“Collective bargaining by both faculty and graduate assistants is one of several ways to promote academic freedom on campus, as it allows faculty, students, and administrators to discuss collectively how best to do their shared work of teaching and research,” the AAUP brief wrote. “Contractual guarantees to preserve individual academic freedom are an increasingly standard feature of graduate assistant collective bargaining agreements.”
University spokesman Tom Conroy told the News last week that Yale has never considered its graduate students employees. The joint brief reaffirms the University’s position.
“There is no compelling reason to reject the Brown decision,” the joint brief said. “There is no empirical evidence suggesting that [the Brown case] was wrongly decided.”
Not only did the brief argue that the Brown ruling should be upheld in the pending Columbia case, but it said that overturning the 2004 precedent would “impermissibly intrude” onto any school’s academic freedom.
Graduate student bargaining power has the potential to create burdensome and disruptive effects on students’ education, according to the brief. The brief also urges the NLRB to recognize graduate students the same way it already recognizes students pursuing master’s and bachelor’s degrees — not as employees. This standard should be kept for students doing research towards a Ph.D., the brief said, arguing against “false dichotomy between working and learning.”
Gendler said that as a professor and former Yale College undergraduate, she appreciates how problematic it would be for academic decisions to be subject to bargaining and labor governance procedures. She added that her faculty colleagues at New York University experienced problems when their graduate students unionized, which lead NYU to conclude that a graduate student union was detrimental to academic decision-making and the quality of graduate education.
Although teaching is an important part of being a graduate student, Gendler said teaching is only a segment of the whole graduate student experience. In a typical semester, more than 60 percent of all Yale doctoral students do no teaching at all, she said.

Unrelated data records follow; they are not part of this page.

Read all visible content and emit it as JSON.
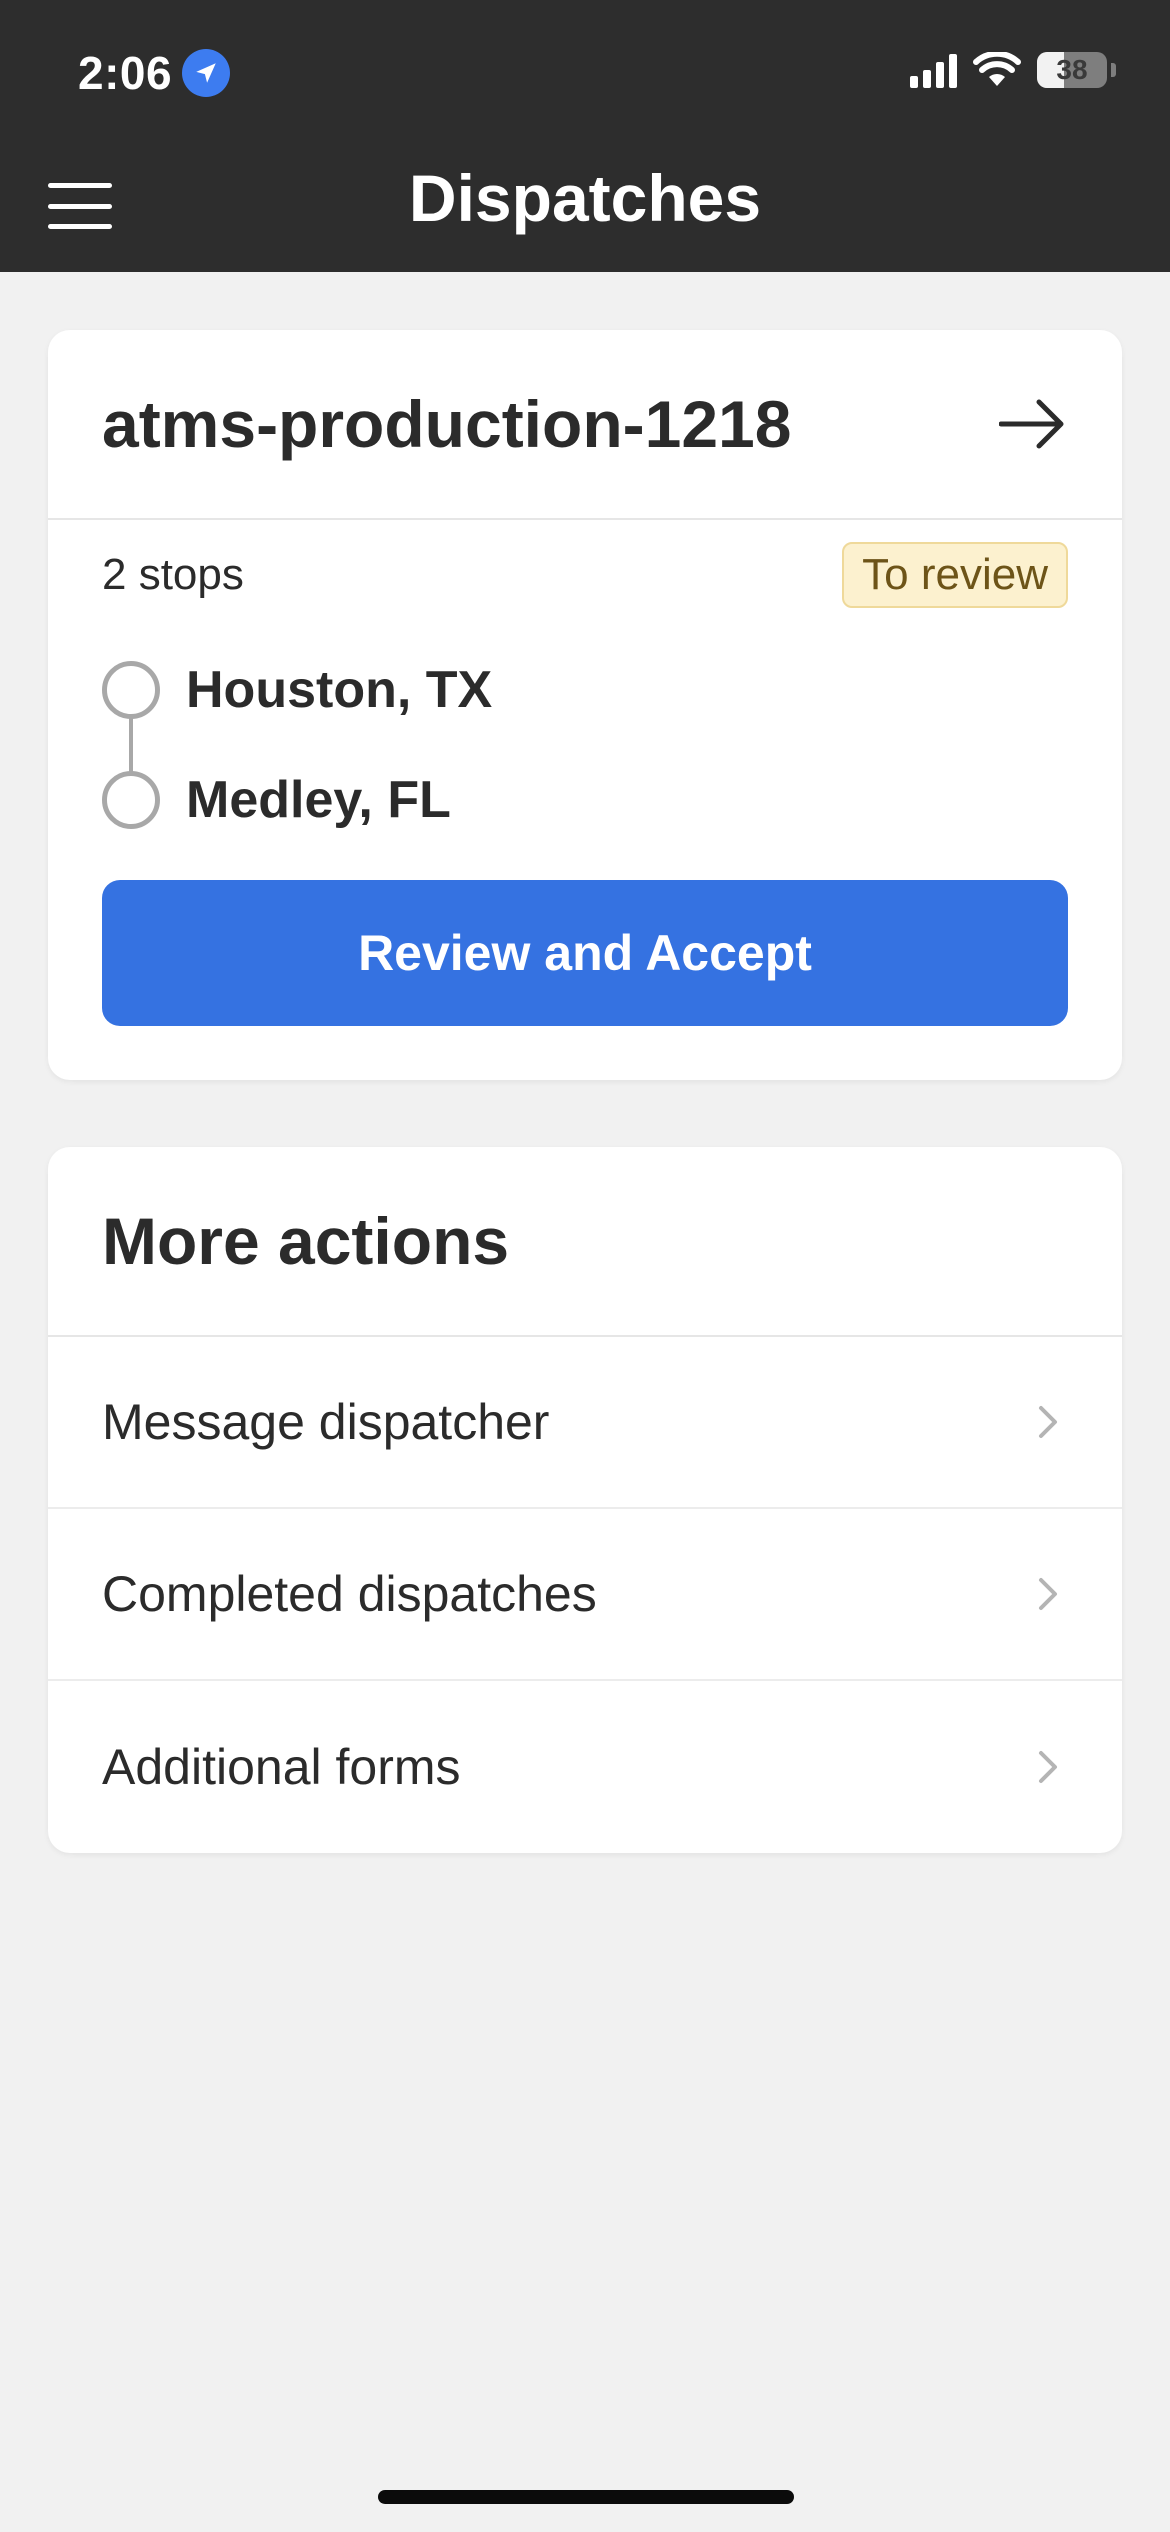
{
  "status_bar": {
    "time": "2:06",
    "battery_percent": "38",
    "battery_level": 0.38
  },
  "nav": {
    "title": "Dispatches",
    "menu_icon": "hamburger-menu-icon"
  },
  "dispatch": {
    "id": "atms-production-1218",
    "stops_label": "2 stops",
    "status_badge": "To review",
    "stops": [
      "Houston, TX",
      "Medley, FL"
    ],
    "primary_action": "Review and Accept"
  },
  "more_actions": {
    "title": "More actions",
    "items": [
      "Message dispatcher",
      "Completed dispatches",
      "Additional forms"
    ]
  },
  "colors": {
    "header_bg": "#2d2d2d",
    "primary_button": "#3572e1",
    "badge_bg": "#fcf1cf",
    "badge_text": "#6d5418",
    "page_bg": "#f1f1f1"
  }
}
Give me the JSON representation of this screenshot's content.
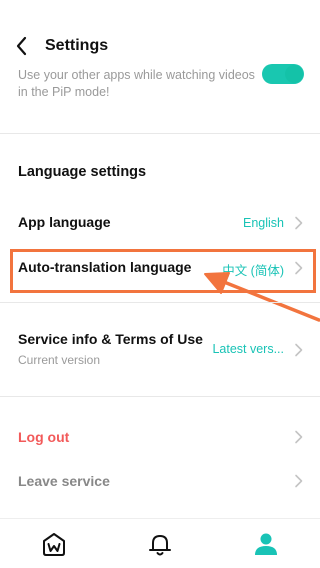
{
  "header": {
    "title": "Settings"
  },
  "pip": {
    "description": "Use your other apps while watching videos in the PiP mode!",
    "enabled": true
  },
  "language_section": {
    "title": "Language settings"
  },
  "rows": {
    "app_language": {
      "label": "App language",
      "value": "English"
    },
    "auto_translation": {
      "label": "Auto-translation language",
      "value": "中文 (简体)"
    },
    "service_info": {
      "label": "Service info & Terms of Use",
      "sub": "Current version",
      "value": "Latest vers..."
    },
    "logout": {
      "label": "Log out"
    },
    "leave": {
      "label": "Leave service"
    }
  },
  "colors": {
    "accent": "#19c3b6",
    "danger": "#f25a5a",
    "annotation": "#f2743e"
  },
  "nav": {
    "items": [
      "home-w-icon",
      "bell-icon",
      "profile-icon"
    ],
    "active": "profile-icon"
  }
}
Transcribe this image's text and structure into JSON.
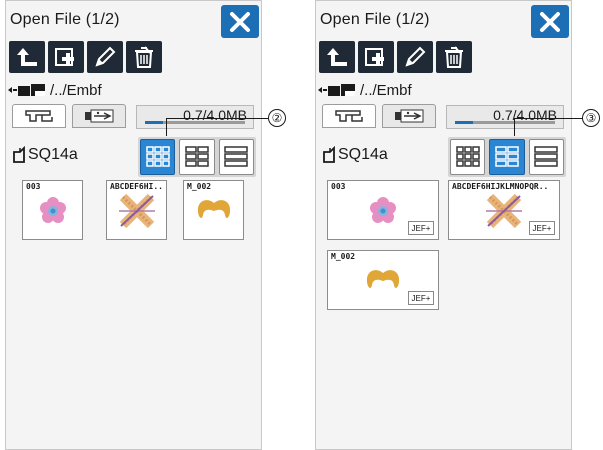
{
  "screens": [
    {
      "title": "Open File (1/2)",
      "path": "/../Embf",
      "memory": "0.7/4.0MB",
      "memory_used_fraction": 0.175,
      "folder": "SQ14a",
      "callout": "②",
      "view_mode": "thumbnail-small",
      "files": [
        {
          "name": "003",
          "art": "flower"
        },
        {
          "name": "ABCDEF6HI..",
          "art": "cross"
        },
        {
          "name": "M_002",
          "art": "mustache"
        }
      ]
    },
    {
      "title": "Open File (1/2)",
      "path": "/../Embf",
      "memory": "0.7/4.0MB",
      "memory_used_fraction": 0.175,
      "folder": "SQ14a",
      "callout": "③",
      "view_mode": "thumbnail-large",
      "files": [
        {
          "name": "003",
          "art": "flower",
          "ext": "JEF+"
        },
        {
          "name": "ABCDEF6HIJKLMNOPQR..",
          "art": "cross",
          "ext": "JEF+"
        },
        {
          "name": "M_002",
          "art": "mustache",
          "ext": "JEF+"
        }
      ]
    }
  ],
  "icons": {
    "close": "close-icon",
    "up": "up-folder-icon",
    "new_folder": "new-folder-icon",
    "rename": "pencil-icon",
    "delete": "trash-icon",
    "machine_tab": "machine-icon",
    "usb_tab": "usb-icon"
  },
  "colors": {
    "accent": "#1d6fb5",
    "toolbar": "#1f2a36",
    "selected_view": "#2a86d2"
  }
}
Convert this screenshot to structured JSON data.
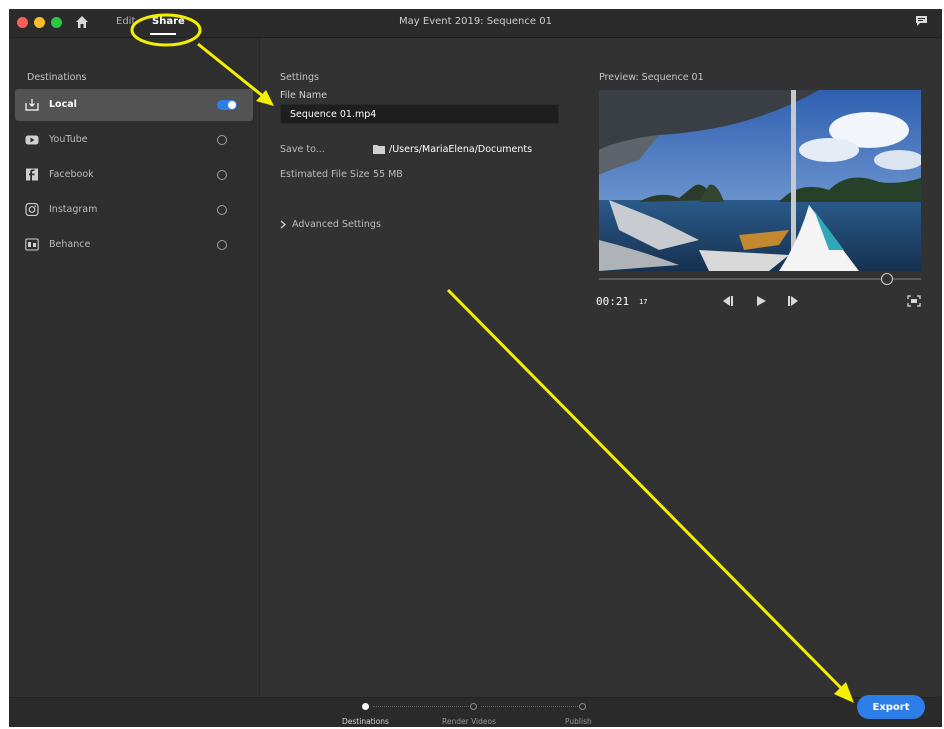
{
  "window": {
    "title": "May Event 2019: Sequence 01"
  },
  "nav": {
    "edit": "Edit",
    "share": "Share"
  },
  "traffic_lights": {
    "close": "#ff5f57",
    "minimize": "#febc2e",
    "zoom": "#28c840"
  },
  "sidebar": {
    "heading": "Destinations",
    "items": [
      {
        "label": "Local",
        "icon": "local-export-icon",
        "enabled": true
      },
      {
        "label": "YouTube",
        "icon": "youtube-icon",
        "enabled": false
      },
      {
        "label": "Facebook",
        "icon": "facebook-icon",
        "enabled": false
      },
      {
        "label": "Instagram",
        "icon": "instagram-icon",
        "enabled": false
      },
      {
        "label": "Behance",
        "icon": "behance-icon",
        "enabled": false
      }
    ]
  },
  "settings": {
    "heading": "Settings",
    "file_name_label": "File Name",
    "file_name_value": "Sequence 01.mp4",
    "save_to_label": "Save to...",
    "save_to_path": "/Users/MariaElena/Documents",
    "estimated_size_label": "Estimated File Size",
    "estimated_size_value": "55 MB",
    "advanced": "Advanced Settings"
  },
  "preview": {
    "heading": "Preview: Sequence 01",
    "timecode": "00:21",
    "frames": "17",
    "playhead_fraction": 0.89
  },
  "steps": [
    {
      "label": "Destinations",
      "state": "current"
    },
    {
      "label": "Render Videos",
      "state": "todo"
    },
    {
      "label": "Publish",
      "state": "todo"
    }
  ],
  "export_label": "Export",
  "accent_color": "#2d7ee6",
  "annotation_color": "#f5f000"
}
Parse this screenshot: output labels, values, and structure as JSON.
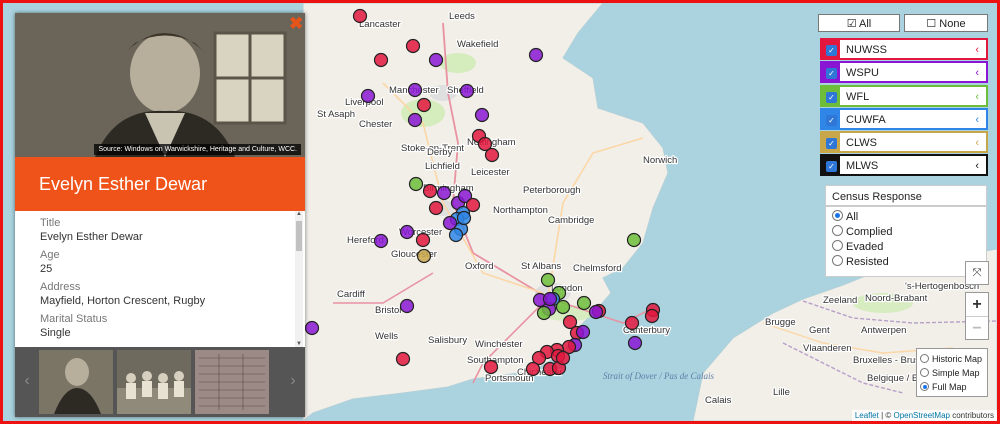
{
  "person": {
    "name": "Evelyn Esther Dewar",
    "photo_credit": "Source: Windows on Warwickshire, Heritage and Culture, WCC.",
    "close_icon": "close-x-icon",
    "fields": [
      {
        "label": "Title",
        "value": "Evelyn Esther Dewar"
      },
      {
        "label": "Age",
        "value": "25"
      },
      {
        "label": "Address",
        "value": "Mayfield, Horton Crescent, Rugby"
      },
      {
        "label": "Marital Status",
        "value": "Single"
      }
    ],
    "gallery_prev": "‹",
    "gallery_next": "›"
  },
  "filters": {
    "all_label": "☑ All",
    "none_label": "☐ None",
    "layers": [
      {
        "label": "NUWSS",
        "color": "#e3173e"
      },
      {
        "label": "WSPU",
        "color": "#8a16d4"
      },
      {
        "label": "WFL",
        "color": "#6dbd3a"
      },
      {
        "label": "CUWFA",
        "color": "#2f86e6"
      },
      {
        "label": "CLWS",
        "color": "#c8a64a"
      },
      {
        "label": "MLWS",
        "color": "#111111"
      }
    ],
    "chevron": "‹"
  },
  "census": {
    "title": "Census Response",
    "options": [
      "All",
      "Complied",
      "Evaded",
      "Resisted"
    ],
    "selected": "All"
  },
  "map_type": {
    "options": [
      "Historic Map",
      "Simple Map",
      "Full Map"
    ],
    "selected": "Full Map"
  },
  "zoom": {
    "in": "+",
    "out": "−",
    "fullscreen": "⤧"
  },
  "attribution": {
    "leaflet": "Leaflet",
    "sep": " | © ",
    "osm": "OpenStreetMap",
    "rest": " contributors"
  },
  "map_labels": [
    "Lancaster",
    "Leeds",
    "Wakefield",
    "Sheffield",
    "Manchester",
    "Liverpool",
    "Chester",
    "St Asaph",
    "Stoke-on-Trent",
    "Derby",
    "Nottingham",
    "Lichfield",
    "Leicester",
    "Peterborough",
    "Birmingham",
    "Norwich",
    "Cambridge",
    "Northampton",
    "Hereford",
    "Worcester",
    "Gloucester",
    "Oxford",
    "St Albans",
    "Chelmsford",
    "Cardiff",
    "Bristol",
    "Wells",
    "Salisbury",
    "Winchester",
    "Southampton",
    "Portsmouth",
    "Chichester",
    "Canterbury",
    "London",
    "Zeeland",
    "Noord-Brabant",
    "Antwerpen",
    "Vlaanderen",
    "Bruxelles - Brussel",
    "Belgique / België",
    "Lille",
    "Calais",
    "Gent",
    "'s-Hertogenbosch",
    "Brugge"
  ],
  "sea_labels": [
    "Strait of Dover / Pas de Calais"
  ],
  "region_labels": [
    "Belgique / België"
  ]
}
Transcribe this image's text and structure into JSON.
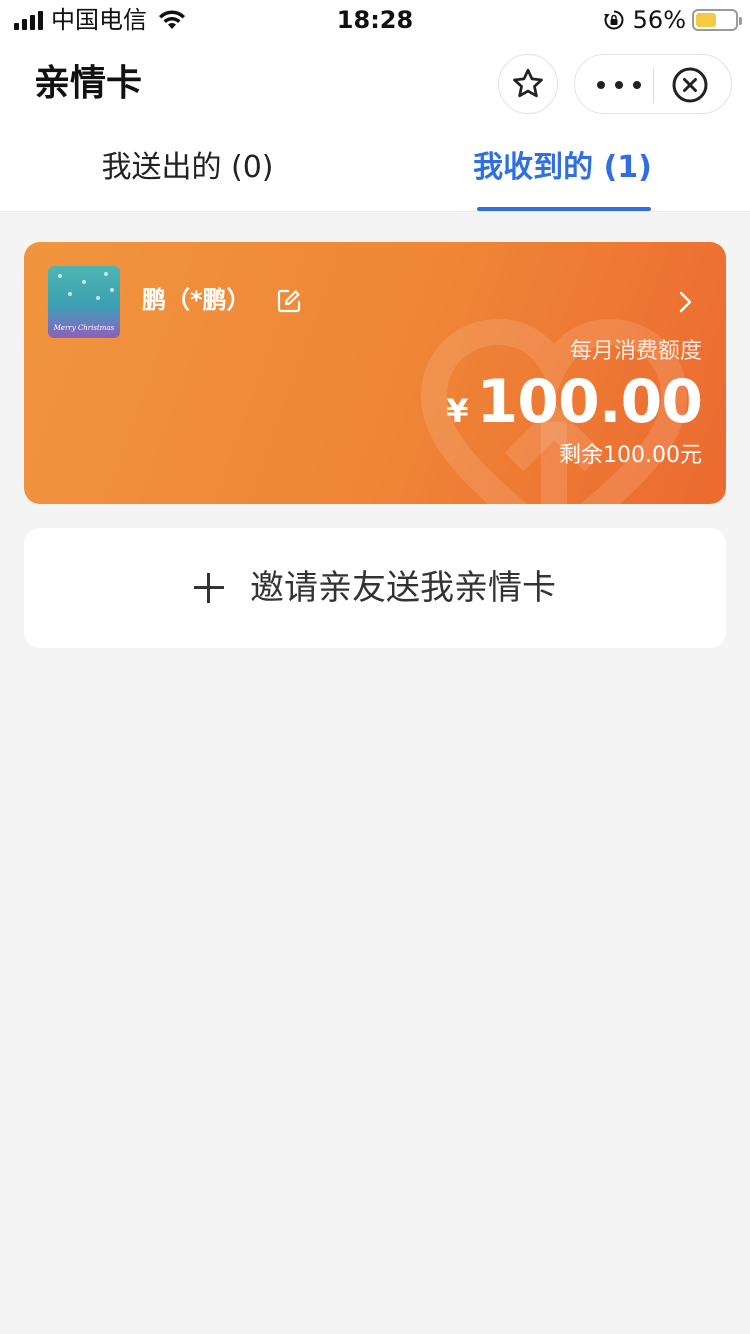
{
  "status_bar": {
    "carrier": "中国电信",
    "time": "18:28",
    "battery_percent": "56%",
    "battery_level": 0.56,
    "battery_color": "#f7c842",
    "icons": [
      "signal-icon",
      "wifi-icon",
      "orientation-lock-icon",
      "battery-icon"
    ]
  },
  "nav": {
    "title": "亲情卡",
    "icons": [
      "star-icon",
      "more-icon",
      "close-icon"
    ]
  },
  "tabs": [
    {
      "label": "我送出的 (0)",
      "active": false
    },
    {
      "label": "我收到的 (1)",
      "active": true
    }
  ],
  "card": {
    "name": "鹏（*鹏）",
    "thumb_caption": "Merry Christmas",
    "limit_label": "每月消费额度",
    "currency": "¥",
    "amount": "100.00",
    "remaining": "剩余100.00元",
    "icons": [
      "edit-icon",
      "chevron-right-icon"
    ],
    "gradient_colors": [
      "#f0953f",
      "#ec6a30"
    ]
  },
  "invite": {
    "label": "邀请亲友送我亲情卡",
    "icon": "plus-icon"
  },
  "colors": {
    "accent": "#2f6fe0",
    "background": "#f4f4f4"
  }
}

The brief also identifies differences between public and private institutions with regard to student unionization. It states that while public institutions may view graduate student compensation as an economic issue, private institutions treat student assistantships as educational opportunities and the two systems should not be subject to the same standards.
English professor David Bromwich ’73 GRD ’77 said the brief indicates some sources of possible conflict between the values of a university — such as diversity of thought and practice — and the interests of organized labor. He pointed out other differences between graduates students and service workers.
“Some of the differences can be gauged by comparing the way that time is spent in these two walks of labor and the amount of personal freedom involved in the work itself,” Bromwich said.
The brief also states that many graduate students work sporadically, stopping and starting work at different periods of their education. While previous cases on the issue have argued that these students should be guaranteed consistent employment by their schools, the brief argues that such intermittent work is natural for graduate students and that there is a “clear expectation that they will not continue in their roles, either because they will graduate, a course will end or for any of a myriad of other reasons.”
GESO was founded in 1990.
Noah Daponte-Smith contributed reporting.